§ WORK TO BE COMPLETED: The records that follow are to be copied word for word. Pictures should be omitted.

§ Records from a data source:

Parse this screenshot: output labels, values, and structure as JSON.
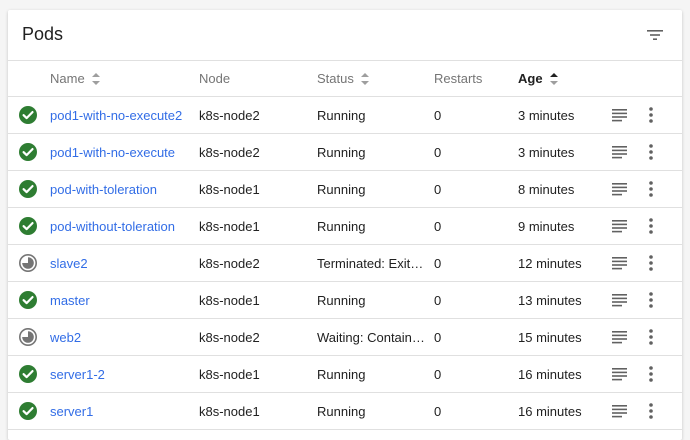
{
  "card": {
    "title": "Pods"
  },
  "columns": {
    "name": "Name",
    "node": "Node",
    "status": "Status",
    "restarts": "Restarts",
    "age": "Age"
  },
  "colors": {
    "running": "#2e7d32",
    "pending": "#757575",
    "link": "#326de6"
  },
  "rows": [
    {
      "state_icon": "check-circle-icon",
      "name": "pod1-with-no-execute2",
      "node": "k8s-node2",
      "status": "Running",
      "restarts": "0",
      "age": "3 minutes"
    },
    {
      "state_icon": "check-circle-icon",
      "name": "pod1-with-no-execute",
      "node": "k8s-node2",
      "status": "Running",
      "restarts": "0",
      "age": "3 minutes"
    },
    {
      "state_icon": "check-circle-icon",
      "name": "pod-with-toleration",
      "node": "k8s-node1",
      "status": "Running",
      "restarts": "0",
      "age": "8 minutes"
    },
    {
      "state_icon": "check-circle-icon",
      "name": "pod-without-toleration",
      "node": "k8s-node1",
      "status": "Running",
      "restarts": "0",
      "age": "9 minutes"
    },
    {
      "state_icon": "pending-circle-icon",
      "name": "slave2",
      "node": "k8s-node2",
      "status": "Terminated: Exit…",
      "restarts": "0",
      "age": "12 minutes"
    },
    {
      "state_icon": "check-circle-icon",
      "name": "master",
      "node": "k8s-node1",
      "status": "Running",
      "restarts": "0",
      "age": "13 minutes"
    },
    {
      "state_icon": "pending-circle-icon",
      "name": "web2",
      "node": "k8s-node2",
      "status": "Waiting: Contain…",
      "restarts": "0",
      "age": "15 minutes"
    },
    {
      "state_icon": "check-circle-icon",
      "name": "server1-2",
      "node": "k8s-node1",
      "status": "Running",
      "restarts": "0",
      "age": "16 minutes"
    },
    {
      "state_icon": "check-circle-icon",
      "name": "server1",
      "node": "k8s-node1",
      "status": "Running",
      "restarts": "0",
      "age": "16 minutes"
    }
  ]
}
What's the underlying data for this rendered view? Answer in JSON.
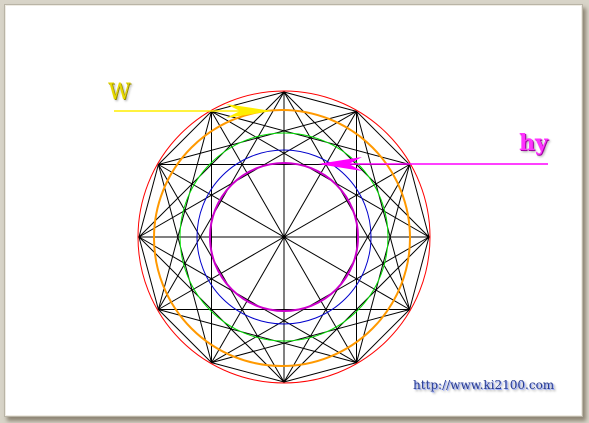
{
  "labels": {
    "w": "W",
    "hy": "hy",
    "url": "http://www.ki2100.com"
  },
  "colors": {
    "outer_circle": "#ff0000",
    "orange_circle": "#ff9900",
    "green_circle": "#00dd00",
    "blue_circle": "#0000cc",
    "magenta_circle": "#cc00cc",
    "lines": "#000000",
    "w_arrow": "#ffee00",
    "hy_arrow": "#ff00ff"
  }
}
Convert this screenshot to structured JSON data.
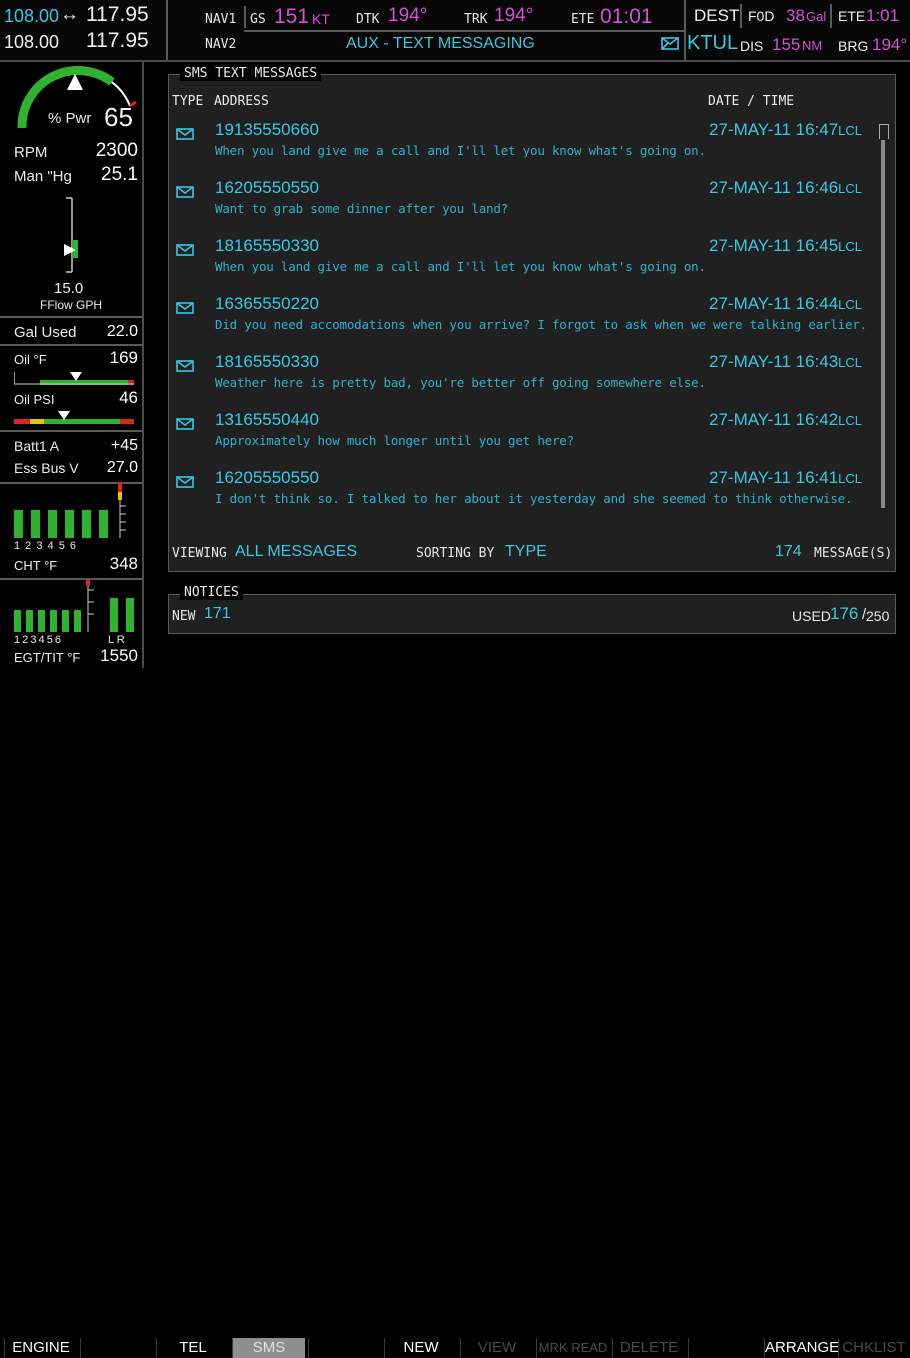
{
  "topbar": {
    "com1_active": "108.00",
    "com1_swap": "↔",
    "com1_standby": "117.95",
    "com2_active": "108.00",
    "com2_standby": "117.95",
    "nav1_label": "NAV1",
    "nav2_label": "NAV2",
    "gs_label": "GS",
    "gs_value": "151",
    "gs_unit": "KT",
    "dtk_label": "DTK",
    "dtk_value": "194°",
    "trk_label": "TRK",
    "trk_value": "194°",
    "ete_label": "ETE",
    "ete_value": "01:01",
    "page_title": "AUX - TEXT MESSAGING",
    "dest_label": "DEST",
    "dest_value": "F0D",
    "fuel_value": "38",
    "fuel_unit": "Gal",
    "ete2_label": "ETE",
    "ete2_value": "1:01",
    "waypoint": "KTUL",
    "dis_label": "DIS",
    "dis_value": "155",
    "dis_unit": "NM",
    "brg_label": "BRG",
    "brg_value": "194°"
  },
  "engine": {
    "pwr_label": "% Pwr",
    "pwr_value": "65",
    "rpm_label": "RPM",
    "rpm_value": "2300",
    "man_label": "Man \"Hg",
    "man_value": "25.1",
    "fflow_value": "15.0",
    "fflow_label": "FFlow GPH",
    "gal_used_label": "Gal Used",
    "gal_used_value": "22.0",
    "oil_f_label": "Oil °F",
    "oil_f_value": "169",
    "oil_psi_label": "Oil PSI",
    "oil_psi_value": "46",
    "batt_label": "Batt1 A",
    "batt_value": "+45",
    "essbus_label": "Ess Bus V",
    "essbus_value": "27.0",
    "cht_cyls": "1 2 3 4 5 6",
    "cht_label": "CHT °F",
    "cht_value": "348",
    "egt_cyls": "1 2 3 4 5 6",
    "egt_lr": "L R",
    "egt_label": "EGT/TIT °F",
    "egt_value": "1550"
  },
  "sms": {
    "title": "SMS TEXT MESSAGES",
    "col_type": "TYPE",
    "col_address": "ADDRESS",
    "col_datetime": "DATE / TIME",
    "messages": [
      {
        "address": "19135550660",
        "date": "27-MAY-11 16:47",
        "tz": "LCL",
        "text": "When you land give me a call and I'll let you know what's going on."
      },
      {
        "address": "16205550550",
        "date": "27-MAY-11 16:46",
        "tz": "LCL",
        "text": "Want to grab some dinner after you land?"
      },
      {
        "address": "18165550330",
        "date": "27-MAY-11 16:45",
        "tz": "LCL",
        "text": "When you land give me a call and I'll let you know what's going on."
      },
      {
        "address": "16365550220",
        "date": "27-MAY-11 16:44",
        "tz": "LCL",
        "text": "Did you need accomodations when you arrive? I forgot to ask when we were talking earlier."
      },
      {
        "address": "18165550330",
        "date": "27-MAY-11 16:43",
        "tz": "LCL",
        "text": "Weather here is pretty bad, you're better off going somewhere else."
      },
      {
        "address": "13165550440",
        "date": "27-MAY-11 16:42",
        "tz": "LCL",
        "text": "Approximately how much longer until you get here?"
      },
      {
        "address": "16205550550",
        "date": "27-MAY-11 16:41",
        "tz": "LCL",
        "text": "I don't think so. I talked to her about it yesterday and she seemed to think otherwise."
      }
    ],
    "viewing_label": "VIEWING",
    "viewing_value": "ALL MESSAGES",
    "sorting_label": "SORTING BY",
    "sorting_value": "TYPE",
    "count_value": "174",
    "count_label": "MESSAGE(S)"
  },
  "notices": {
    "title": "NOTICES",
    "new_label": "NEW",
    "new_value": "171",
    "used_label": "USED",
    "used_value": "176",
    "used_sep": "/",
    "used_total": "250"
  },
  "softkeys": [
    {
      "label": "ENGINE",
      "state": "active"
    },
    {
      "label": "",
      "state": "blank"
    },
    {
      "label": "TEL",
      "state": "active"
    },
    {
      "label": "SMS",
      "state": "selected"
    },
    {
      "label": "",
      "state": "blank"
    },
    {
      "label": "NEW",
      "state": "active"
    },
    {
      "label": "VIEW",
      "state": "disabled"
    },
    {
      "label": "MRK READ",
      "state": "disabled"
    },
    {
      "label": "DELETE",
      "state": "disabled"
    },
    {
      "label": "",
      "state": "blank"
    },
    {
      "label": "ARRANGE",
      "state": "active"
    },
    {
      "label": "CHKLIST",
      "state": "disabled"
    }
  ],
  "colors": {
    "cyan": "#37c8e6",
    "magenta": "#d64fd6",
    "gauge_green": "#2fb32f",
    "panel_bg": "#202020"
  }
}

§ RESPONSE AREA:
Parse this screenshot: output labels, values, and structure as JSON.
{
  "card": {
    "title": "Pods"
  },
  "columns": {
    "name": "Name",
    "node": "Node",
    "status": "Status",
    "restarts": "Restarts",
    "age": "Age"
  },
  "colors": {
    "running": "#2e7d32",
    "pending": "#757575",
    "link": "#326de6"
  },
  "rows": [
    {
      "state_icon": "check-circle-icon",
      "name": "pod1-with-no-execute2",
      "node": "k8s-node2",
      "status": "Running",
      "restarts": "0",
      "age": "3 minutes"
    },
    {
      "state_icon": "check-circle-icon",
      "name": "pod1-with-no-execute",
      "node": "k8s-node2",
      "status": "Running",
      "restarts": "0",
      "age": "3 minutes"
    },
    {
      "state_icon": "check-circle-icon",
      "name": "pod-with-toleration",
      "node": "k8s-node1",
      "status": "Running",
      "restarts": "0",
      "age": "8 minutes"
    },
    {
      "state_icon": "check-circle-icon",
      "name": "pod-without-toleration",
      "node": "k8s-node1",
      "status": "Running",
      "restarts": "0",
      "age": "9 minutes"
    },
    {
      "state_icon": "pending-circle-icon",
      "name": "slave2",
      "node": "k8s-node2",
      "status": "Terminated: Exit…",
      "restarts": "0",
      "age": "12 minutes"
    },
    {
      "state_icon": "check-circle-icon",
      "name": "master",
      "node": "k8s-node1",
      "status": "Running",
      "restarts": "0",
      "age": "13 minutes"
    },
    {
      "state_icon": "pending-circle-icon",
      "name": "web2",
      "node": "k8s-node2",
      "status": "Waiting: Contain…",
      "restarts": "0",
      "age": "15 minutes"
    },
    {
      "state_icon": "check-circle-icon",
      "name": "server1-2",
      "node": "k8s-node1",
      "status": "Running",
      "restarts": "0",
      "age": "16 minutes"
    },
    {
      "state_icon": "check-circle-icon",
      "name": "server1",
      "node": "k8s-node1",
      "status": "Running",
      "restarts": "0",
      "age": "16 minutes"
    }
  ]
}
What's the underlying data for this rendered view? Answer in JSON.
{
  "labels": {
    "w": "W",
    "hy": "hy",
    "url": "http://www.ki2100.com"
  },
  "colors": {
    "outer_circle": "#ff0000",
    "orange_circle": "#ff9900",
    "green_circle": "#00dd00",
    "blue_circle": "#0000cc",
    "magenta_circle": "#cc00cc",
    "lines": "#000000",
    "w_arrow": "#ffee00",
    "hy_arrow": "#ff00ff"
  }
}
Convert this screenshot to structured JSON data.
{
  "topbar": {
    "com1_active": "108.00",
    "com1_swap": "↔",
    "com1_standby": "117.95",
    "com2_active": "108.00",
    "com2_standby": "117.95",
    "nav1_label": "NAV1",
    "nav2_label": "NAV2",
    "gs_label": "GS",
    "gs_value": "151",
    "gs_unit": "KT",
    "dtk_label": "DTK",
    "dtk_value": "194°",
    "trk_label": "TRK",
    "trk_value": "194°",
    "ete_label": "ETE",
    "ete_value": "01:01",
    "page_title": "AUX - TEXT MESSAGING",
    "dest_label": "DEST",
    "dest_value": "F0D",
    "fuel_value": "38",
    "fuel_unit": "Gal",
    "ete2_label": "ETE",
    "ete2_value": "1:01",
    "waypoint": "KTUL",
    "dis_label": "DIS",
    "dis_value": "155",
    "dis_unit": "NM",
    "brg_label": "BRG",
    "brg_value": "194°"
  },
  "engine": {
    "pwr_label": "% Pwr",
    "pwr_value": "65",
    "rpm_label": "RPM",
    "rpm_value": "2300",
    "man_label": "Man \"Hg",
    "man_value": "25.1",
    "fflow_value": "15.0",
    "fflow_label": "FFlow GPH",
    "gal_used_label": "Gal Used",
    "gal_used_value": "22.0",
    "oil_f_label": "Oil °F",
    "oil_f_value": "169",
    "oil_psi_label": "Oil PSI",
    "oil_psi_value": "46",
    "batt_label": "Batt1 A",
    "batt_value": "+45",
    "essbus_label": "Ess Bus V",
    "essbus_value": "27.0",
    "cht_cyls": "1 2 3 4 5 6",
    "cht_label": "CHT °F",
    "cht_value": "348",
    "egt_cyls": "1 2 3 4 5 6",
    "egt_lr": "L R",
    "egt_label": "EGT/TIT °F",
    "egt_value": "1550"
  },
  "sms": {
    "title": "SMS TEXT MESSAGES",
    "col_type": "TYPE",
    "col_address": "ADDRESS",
    "col_datetime": "DATE / TIME",
    "messages": [
      {
        "address": "19135550660",
        "date": "27-MAY-11 16:47",
        "tz": "LCL",
        "text": "When you land give me a call and I'll let you know what's going on."
      },
      {
        "address": "16205550550",
        "date": "27-MAY-11 16:46",
        "tz": "LCL",
        "text": "Want to grab some dinner after you land?"
      },
      {
        "address": "18165550330",
        "date": "27-MAY-11 16:45",
        "tz": "LCL",
        "text": "When you land give me a call and I'll let you know what's going on."
      },
      {
        "address": "16365550220",
        "date": "27-MAY-11 16:44",
        "tz": "LCL",
        "text": "Did you need accomodations when you arrive? I forgot to ask when we were talking earlier."
      },
      {
        "address": "18165550330",
        "date": "27-MAY-11 16:43",
        "tz": "LCL",
        "text": "Weather here is pretty bad, you're better off going somewhere else."
      },
      {
        "address": "13165550440",
        "date": "27-MAY-11 16:42",
        "tz": "LCL",
        "text": "Approximately how much longer until you get here?"
      },
      {
        "address": "16205550550",
        "date": "27-MAY-11 16:41",
        "tz": "LCL",
        "text": "I don't think so. I talked to her about it yesterday and she seemed to think otherwise."
      }
    ],
    "viewing_label": "VIEWING",
    "viewing_value": "ALL MESSAGES",
    "sorting_label": "SORTING BY",
    "sorting_value": "TYPE",
    "count_value": "174",
    "count_label": "MESSAGE(S)"
  },
  "notices": {
    "title": "NOTICES",
    "new_label": "NEW",
    "new_value": "171",
    "used_label": "USED",
    "used_value": "176",
    "used_sep": "/",
    "used_total": "250"
  },
  "softkeys": [
    {
      "label": "ENGINE",
      "state": "active"
    },
    {
      "label": "",
      "state": "blank"
    },
    {
      "label": "TEL",
      "state": "active"
    },
    {
      "label": "SMS",
      "state": "selected"
    },
    {
      "label": "",
      "state": "blank"
    },
    {
      "label": "NEW",
      "state": "active"
    },
    {
      "label": "VIEW",
      "state": "disabled"
    },
    {
      "label": "MRK READ",
      "state": "disabled"
    },
    {
      "label": "DELETE",
      "state": "disabled"
    },
    {
      "label": "",
      "state": "blank"
    },
    {
      "label": "ARRANGE",
      "state": "active"
    },
    {
      "label": "CHKLIST",
      "state": "disabled"
    }
  ],
  "colors": {
    "cyan": "#37c8e6",
    "magenta": "#d64fd6",
    "gauge_green": "#2fb32f",
    "panel_bg": "#202020"
  }
}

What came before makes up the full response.